WHAT YOU ARE ASKED TO DO:
Every line in the material below that includes "bytes" should be copied.

☆ ☆ ☆

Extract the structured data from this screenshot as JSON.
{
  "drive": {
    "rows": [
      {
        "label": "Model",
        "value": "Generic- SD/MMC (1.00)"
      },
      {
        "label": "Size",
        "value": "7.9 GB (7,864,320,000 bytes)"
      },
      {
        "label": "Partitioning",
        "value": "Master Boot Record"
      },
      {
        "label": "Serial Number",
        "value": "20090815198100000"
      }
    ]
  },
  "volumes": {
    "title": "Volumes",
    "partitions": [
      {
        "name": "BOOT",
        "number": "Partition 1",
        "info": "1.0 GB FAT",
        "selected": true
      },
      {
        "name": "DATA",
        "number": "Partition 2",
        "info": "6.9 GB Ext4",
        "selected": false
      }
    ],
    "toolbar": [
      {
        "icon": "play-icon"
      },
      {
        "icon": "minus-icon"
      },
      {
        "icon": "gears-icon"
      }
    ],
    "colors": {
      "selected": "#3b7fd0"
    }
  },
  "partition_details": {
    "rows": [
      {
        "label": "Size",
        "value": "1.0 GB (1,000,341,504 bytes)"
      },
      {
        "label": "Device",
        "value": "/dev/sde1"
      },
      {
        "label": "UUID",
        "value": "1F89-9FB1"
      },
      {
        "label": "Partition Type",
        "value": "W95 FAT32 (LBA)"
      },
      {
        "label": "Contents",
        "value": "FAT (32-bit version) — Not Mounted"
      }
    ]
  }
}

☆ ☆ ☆

OUTPUT:
        "value": "7.9 GB (7,864,320,000 bytes)"
        "value": "1.0 GB (1,000,341,504 bytes)"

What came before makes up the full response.